It's no accident that this year's I-Fest coincides with Houston's annual Cinco de Mayo parade. "The International Festival is running a couple of extra weeks late, in part because they're honoring Mexico this year," says parade organizer Mary Ramos. "After the parade everybody can continue on to the festival." To honor the day when the Mexican army defeated the French back in 1862, marching bands, ROTC groups and ballet folklórico dancers will be winding their way through downtown. The event's grand marshal most likely will be Carlos Cordova, the Sugar Land soldier who just got home from Iraq. "We thought it would be a really good thing for our troops," says Ramos. 10 a.m. to noon, Saturday, May 3. The parade kicks off at Minute Maid Park, 501 Crawford. For information, call 713-695-5980. Free.
On Saturday, May 3, and Sunday, May 4, the International Festival's Latin
Zone will transform into the Cinco de Mayo Zone, with performances by Mexican
groups from 11 a.m. to 8 p.m. Check out Mano Blanco, Los Cardinales and the
Mexican Roots Trio on the Latin Stage near the corner of Walker and Smith streets.
For a schedule and directions, visit www.ifest.org.
Free with $8 festival admission. -- Cathy Matusow
It ain't all about Mexico at I-Fest
While this year's Houston International Festival shines its spotlights on Mexico (see "¡Viva México!" page 75, by John Nova Lomax), other nations will be represented, too. As the region's premier festival for international music, I-Fest serves up a melting pot of music -- some by artists from right here in Texas, and others by folks from places as far away as Benin, Africa.Your only problem will be deciding which stage to hit and when. On Saturday, April 26, you can groove to the swamp boogie sounds of Dr. John (Energy America Stage), bug out to the otherworldly Afropop of Nigerian sax player Lagbaja (World Music Stage) or sway to the sultry and spunky sounds of Jennifer Peña (Latin Stage). If your tastes run wide, you could be in for some serious exercise.
On Sunday, April 27, rowdy Texans the Gourds, the Derailers and Charlie Robison will perform at the Ziegenbock Stage. And at the World Music Stage, Houston's Norma Zenteno, Austin's funky big band La Tribu and the heavy-duty flamenco/rock hybrid Del Castillo will open for Mexico City's Maldita Vecindad, a group with a self-described "mambo punk" style.
The fest's second weekend also has an exciting lineup. On Saturday, May 3, see the Blind Boys of Alabama with local favorite Grady Gaines at the Energy America stage. Or catch Angelique Kidjo at the World Stage, with opening acts by Afro-Cuban I-Fest vets Ricardo Lemvo & Makina Loca, the Mark Towns Flamenco Jazz Ensemble and the kids from the Diaz Music Institute's Caliente group. Things wind up on Sunday, May 4, with performances by Los Lobos, Vallejo, Jack Ingram and Hayes Carll. For a schedule and directions, visit www.ifest.org. Free with $8 festival admission. -- Matt Sonzala

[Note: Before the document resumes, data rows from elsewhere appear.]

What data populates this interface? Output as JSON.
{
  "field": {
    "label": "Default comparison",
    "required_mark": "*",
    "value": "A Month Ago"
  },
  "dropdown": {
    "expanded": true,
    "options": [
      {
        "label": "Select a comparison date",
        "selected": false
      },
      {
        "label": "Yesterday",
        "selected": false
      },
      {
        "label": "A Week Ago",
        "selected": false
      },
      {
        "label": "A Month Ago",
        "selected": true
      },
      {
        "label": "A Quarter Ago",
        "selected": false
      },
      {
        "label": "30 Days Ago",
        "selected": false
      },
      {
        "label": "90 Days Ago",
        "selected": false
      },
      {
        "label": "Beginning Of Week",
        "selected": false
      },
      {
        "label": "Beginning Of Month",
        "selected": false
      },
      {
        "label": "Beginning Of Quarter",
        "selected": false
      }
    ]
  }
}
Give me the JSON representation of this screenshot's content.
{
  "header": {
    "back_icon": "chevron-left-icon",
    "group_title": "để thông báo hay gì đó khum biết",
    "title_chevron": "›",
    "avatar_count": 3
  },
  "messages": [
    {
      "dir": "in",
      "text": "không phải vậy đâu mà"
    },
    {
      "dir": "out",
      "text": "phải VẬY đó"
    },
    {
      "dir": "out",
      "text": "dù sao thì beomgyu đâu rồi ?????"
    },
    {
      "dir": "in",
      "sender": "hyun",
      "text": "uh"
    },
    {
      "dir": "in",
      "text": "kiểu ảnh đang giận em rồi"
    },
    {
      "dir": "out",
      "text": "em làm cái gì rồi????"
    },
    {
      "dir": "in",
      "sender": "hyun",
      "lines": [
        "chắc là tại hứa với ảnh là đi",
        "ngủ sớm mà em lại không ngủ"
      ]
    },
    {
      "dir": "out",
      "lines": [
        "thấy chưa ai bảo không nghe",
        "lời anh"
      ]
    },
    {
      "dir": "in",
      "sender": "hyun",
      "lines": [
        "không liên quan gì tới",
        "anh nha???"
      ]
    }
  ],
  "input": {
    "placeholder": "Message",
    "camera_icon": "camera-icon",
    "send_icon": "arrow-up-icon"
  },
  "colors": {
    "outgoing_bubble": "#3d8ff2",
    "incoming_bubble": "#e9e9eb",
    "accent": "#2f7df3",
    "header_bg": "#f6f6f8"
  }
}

City of Smart Children
Kids' Day at I-Fest is designed for all grade levels. In the Ciudad de los Niños (McKinney at Bagby), preschool and elementary school kids can watch Mexican dance and participate in a parade. And in the Ciudad de los Estudiantes (McKinney at Smith), older students can explore a "living museum" of Mexican culture, shop the vendor booths and be harassed by college recruiters. 9 a.m. to 11 a.m. Friday, May 2. To participate, call 713-654-8808, extension 240. Free. -- Troy Schulze
It sure was nice of the folks at Chase Bank to pony up the dough for the Chase Plaza de Mexico, but wouldn't it have been nicer if they'd just let us call it the Plaza de Mexico? One of the plaza's main attractions is Frida's Cantina, a replica of the blue-walled family home of Mexican artist Frida Kahlo, known as Casa Azul. Strollers can stop in for spirits and entertainment on their way to the Cuisines of Mexico (all right, the H-E-B Cuisines of Mexico) cooking shows that take place at 1 p.m. and 4:30 p.m. weekends. Both attractions are located at McKinney and Smith streets. For directions, visit www.ifest.org. Free with $8 festival admission. -- Cathy Matusow